PROBLEM: Which lines of the data include the string "Chou"? List them all.

DATA FOR THIS EXERCISE:
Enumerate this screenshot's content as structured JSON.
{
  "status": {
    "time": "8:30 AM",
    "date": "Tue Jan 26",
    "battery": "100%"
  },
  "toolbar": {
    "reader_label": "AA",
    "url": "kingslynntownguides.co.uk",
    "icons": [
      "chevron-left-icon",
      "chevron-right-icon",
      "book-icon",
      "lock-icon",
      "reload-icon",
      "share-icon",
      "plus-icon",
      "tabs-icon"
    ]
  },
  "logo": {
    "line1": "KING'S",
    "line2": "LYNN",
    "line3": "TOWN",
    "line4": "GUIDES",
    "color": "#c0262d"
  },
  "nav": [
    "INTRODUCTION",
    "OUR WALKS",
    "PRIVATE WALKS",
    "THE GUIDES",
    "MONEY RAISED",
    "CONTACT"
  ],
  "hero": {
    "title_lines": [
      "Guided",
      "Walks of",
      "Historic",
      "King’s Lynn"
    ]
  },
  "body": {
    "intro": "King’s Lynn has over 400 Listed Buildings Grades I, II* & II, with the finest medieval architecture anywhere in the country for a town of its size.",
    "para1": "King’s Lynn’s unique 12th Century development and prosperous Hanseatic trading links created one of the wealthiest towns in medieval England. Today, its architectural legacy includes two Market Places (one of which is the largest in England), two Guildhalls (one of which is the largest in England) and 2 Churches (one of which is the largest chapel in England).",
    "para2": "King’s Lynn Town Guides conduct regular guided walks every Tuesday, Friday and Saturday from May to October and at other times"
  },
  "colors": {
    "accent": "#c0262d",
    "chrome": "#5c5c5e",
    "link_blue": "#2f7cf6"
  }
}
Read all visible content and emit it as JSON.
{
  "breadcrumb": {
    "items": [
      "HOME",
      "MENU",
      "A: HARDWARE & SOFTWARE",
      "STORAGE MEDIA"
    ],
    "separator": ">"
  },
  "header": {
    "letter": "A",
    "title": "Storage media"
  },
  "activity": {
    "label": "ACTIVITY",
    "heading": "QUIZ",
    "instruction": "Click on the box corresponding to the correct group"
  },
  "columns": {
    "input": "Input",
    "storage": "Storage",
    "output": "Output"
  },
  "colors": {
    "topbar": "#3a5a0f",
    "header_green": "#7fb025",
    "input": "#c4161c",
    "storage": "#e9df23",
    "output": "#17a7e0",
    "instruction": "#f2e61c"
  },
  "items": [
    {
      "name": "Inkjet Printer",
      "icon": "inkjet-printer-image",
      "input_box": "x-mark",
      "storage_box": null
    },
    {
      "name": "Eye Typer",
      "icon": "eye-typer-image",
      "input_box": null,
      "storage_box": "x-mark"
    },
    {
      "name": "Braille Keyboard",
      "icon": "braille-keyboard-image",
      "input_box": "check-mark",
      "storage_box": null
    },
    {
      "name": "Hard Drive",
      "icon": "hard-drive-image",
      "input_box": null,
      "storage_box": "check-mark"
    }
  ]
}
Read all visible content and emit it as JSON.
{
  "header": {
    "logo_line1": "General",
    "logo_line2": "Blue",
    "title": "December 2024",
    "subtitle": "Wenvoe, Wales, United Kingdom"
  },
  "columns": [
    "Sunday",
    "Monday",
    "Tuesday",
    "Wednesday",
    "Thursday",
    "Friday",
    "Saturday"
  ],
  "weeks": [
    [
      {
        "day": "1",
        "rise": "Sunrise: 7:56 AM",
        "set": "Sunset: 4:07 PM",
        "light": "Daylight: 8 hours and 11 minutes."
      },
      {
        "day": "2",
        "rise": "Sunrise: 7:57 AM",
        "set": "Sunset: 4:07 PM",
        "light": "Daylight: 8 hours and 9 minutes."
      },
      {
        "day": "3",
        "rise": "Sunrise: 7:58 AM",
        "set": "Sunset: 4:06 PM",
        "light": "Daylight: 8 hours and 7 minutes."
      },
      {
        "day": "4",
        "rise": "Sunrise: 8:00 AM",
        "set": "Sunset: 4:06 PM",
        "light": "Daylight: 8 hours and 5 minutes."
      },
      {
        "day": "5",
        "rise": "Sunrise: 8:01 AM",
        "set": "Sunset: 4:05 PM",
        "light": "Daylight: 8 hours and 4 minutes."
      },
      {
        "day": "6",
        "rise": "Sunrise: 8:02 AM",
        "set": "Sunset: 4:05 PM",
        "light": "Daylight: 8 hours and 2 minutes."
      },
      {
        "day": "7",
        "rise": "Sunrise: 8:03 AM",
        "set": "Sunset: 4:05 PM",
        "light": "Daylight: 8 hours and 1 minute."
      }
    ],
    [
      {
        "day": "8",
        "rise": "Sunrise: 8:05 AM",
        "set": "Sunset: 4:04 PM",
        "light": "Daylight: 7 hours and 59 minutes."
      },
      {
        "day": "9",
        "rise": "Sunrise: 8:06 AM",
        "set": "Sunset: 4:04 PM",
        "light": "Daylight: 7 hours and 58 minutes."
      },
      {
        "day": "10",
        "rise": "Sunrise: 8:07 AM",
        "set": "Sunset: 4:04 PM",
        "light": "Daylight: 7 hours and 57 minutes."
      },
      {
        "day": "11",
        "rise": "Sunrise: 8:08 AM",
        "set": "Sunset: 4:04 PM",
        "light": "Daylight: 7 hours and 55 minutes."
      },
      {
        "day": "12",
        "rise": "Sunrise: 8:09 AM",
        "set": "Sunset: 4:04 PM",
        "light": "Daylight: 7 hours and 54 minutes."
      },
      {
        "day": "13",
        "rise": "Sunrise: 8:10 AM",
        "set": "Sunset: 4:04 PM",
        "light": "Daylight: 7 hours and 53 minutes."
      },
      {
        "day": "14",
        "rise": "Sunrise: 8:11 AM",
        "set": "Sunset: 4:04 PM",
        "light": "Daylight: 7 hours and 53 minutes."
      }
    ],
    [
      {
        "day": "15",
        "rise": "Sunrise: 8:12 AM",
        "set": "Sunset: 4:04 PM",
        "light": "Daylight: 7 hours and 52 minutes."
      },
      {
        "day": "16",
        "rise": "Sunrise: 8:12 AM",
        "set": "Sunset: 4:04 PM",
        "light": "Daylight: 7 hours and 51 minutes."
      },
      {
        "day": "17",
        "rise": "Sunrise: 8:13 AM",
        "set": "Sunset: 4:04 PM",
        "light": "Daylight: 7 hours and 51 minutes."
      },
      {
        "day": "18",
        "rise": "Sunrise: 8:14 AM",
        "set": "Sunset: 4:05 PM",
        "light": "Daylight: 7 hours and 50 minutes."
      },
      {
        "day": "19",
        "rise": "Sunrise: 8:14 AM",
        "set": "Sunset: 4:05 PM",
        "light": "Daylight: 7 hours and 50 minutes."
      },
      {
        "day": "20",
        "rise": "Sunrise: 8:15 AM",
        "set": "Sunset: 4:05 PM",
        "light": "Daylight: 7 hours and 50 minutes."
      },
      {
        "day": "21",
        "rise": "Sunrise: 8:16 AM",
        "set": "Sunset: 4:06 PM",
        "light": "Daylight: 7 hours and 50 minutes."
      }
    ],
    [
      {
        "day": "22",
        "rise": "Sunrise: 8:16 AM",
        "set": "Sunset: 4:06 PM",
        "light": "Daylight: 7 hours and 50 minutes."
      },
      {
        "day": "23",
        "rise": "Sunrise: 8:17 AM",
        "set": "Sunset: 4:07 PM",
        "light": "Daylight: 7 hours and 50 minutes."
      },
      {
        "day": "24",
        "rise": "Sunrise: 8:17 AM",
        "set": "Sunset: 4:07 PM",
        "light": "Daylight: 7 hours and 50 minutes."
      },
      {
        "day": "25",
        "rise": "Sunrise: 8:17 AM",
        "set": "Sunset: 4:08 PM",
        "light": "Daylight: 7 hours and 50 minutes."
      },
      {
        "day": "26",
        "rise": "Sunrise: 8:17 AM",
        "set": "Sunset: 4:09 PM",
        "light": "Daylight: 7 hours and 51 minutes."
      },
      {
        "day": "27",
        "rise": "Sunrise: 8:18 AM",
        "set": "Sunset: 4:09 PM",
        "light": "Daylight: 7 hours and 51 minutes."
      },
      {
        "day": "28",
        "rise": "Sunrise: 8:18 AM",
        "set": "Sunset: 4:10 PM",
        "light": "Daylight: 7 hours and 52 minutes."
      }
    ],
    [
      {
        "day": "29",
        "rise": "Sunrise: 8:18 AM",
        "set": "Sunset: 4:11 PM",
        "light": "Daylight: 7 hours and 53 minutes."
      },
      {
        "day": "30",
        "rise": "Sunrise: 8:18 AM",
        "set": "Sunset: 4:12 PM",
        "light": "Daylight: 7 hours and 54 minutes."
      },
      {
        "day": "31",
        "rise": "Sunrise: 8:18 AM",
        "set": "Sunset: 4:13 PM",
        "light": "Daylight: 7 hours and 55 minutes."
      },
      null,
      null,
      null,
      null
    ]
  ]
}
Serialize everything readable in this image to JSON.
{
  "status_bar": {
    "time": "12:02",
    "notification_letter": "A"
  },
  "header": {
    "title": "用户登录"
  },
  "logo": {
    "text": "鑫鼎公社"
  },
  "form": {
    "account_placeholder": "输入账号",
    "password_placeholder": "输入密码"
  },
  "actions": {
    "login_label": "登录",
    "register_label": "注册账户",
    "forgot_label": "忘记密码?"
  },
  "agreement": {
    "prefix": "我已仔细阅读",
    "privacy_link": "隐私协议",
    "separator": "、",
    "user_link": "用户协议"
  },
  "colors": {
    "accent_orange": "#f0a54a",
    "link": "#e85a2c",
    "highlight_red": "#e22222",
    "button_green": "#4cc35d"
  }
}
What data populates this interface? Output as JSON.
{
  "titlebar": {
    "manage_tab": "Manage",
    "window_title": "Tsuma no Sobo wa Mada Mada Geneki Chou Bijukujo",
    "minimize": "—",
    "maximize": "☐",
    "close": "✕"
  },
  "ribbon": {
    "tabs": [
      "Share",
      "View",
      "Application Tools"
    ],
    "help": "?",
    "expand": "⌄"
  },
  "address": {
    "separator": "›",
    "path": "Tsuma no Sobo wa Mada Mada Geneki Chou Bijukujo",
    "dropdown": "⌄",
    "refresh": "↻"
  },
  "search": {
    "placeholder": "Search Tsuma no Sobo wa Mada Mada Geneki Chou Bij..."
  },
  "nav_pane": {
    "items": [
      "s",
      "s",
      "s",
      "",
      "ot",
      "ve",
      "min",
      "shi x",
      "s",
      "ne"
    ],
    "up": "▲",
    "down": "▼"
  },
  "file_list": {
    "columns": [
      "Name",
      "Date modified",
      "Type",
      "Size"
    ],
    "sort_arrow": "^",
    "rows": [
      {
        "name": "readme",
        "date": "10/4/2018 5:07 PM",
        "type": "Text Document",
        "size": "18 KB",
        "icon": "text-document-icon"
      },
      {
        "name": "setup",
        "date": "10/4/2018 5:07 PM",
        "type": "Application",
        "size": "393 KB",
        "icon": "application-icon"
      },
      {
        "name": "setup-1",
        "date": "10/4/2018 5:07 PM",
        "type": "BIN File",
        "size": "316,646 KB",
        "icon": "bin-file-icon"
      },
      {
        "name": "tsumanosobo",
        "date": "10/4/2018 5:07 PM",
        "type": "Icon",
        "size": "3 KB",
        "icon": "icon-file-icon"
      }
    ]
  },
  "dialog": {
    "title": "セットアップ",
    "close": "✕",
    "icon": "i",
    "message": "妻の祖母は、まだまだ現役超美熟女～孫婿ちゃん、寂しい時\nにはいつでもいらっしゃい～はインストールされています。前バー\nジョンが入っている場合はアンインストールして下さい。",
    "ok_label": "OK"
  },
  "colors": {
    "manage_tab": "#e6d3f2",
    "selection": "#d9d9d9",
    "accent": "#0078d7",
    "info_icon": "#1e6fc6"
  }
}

ANSWER BOX:
    "window_title": "Tsuma no Sobo wa Mada Mada Geneki Chou Bijukujo",
    "path": "Tsuma no Sobo wa Mada Mada Geneki Chou Bijukujo",
    "placeholder": "Search Tsuma no Sobo wa Mada Mada Geneki Chou Bij..."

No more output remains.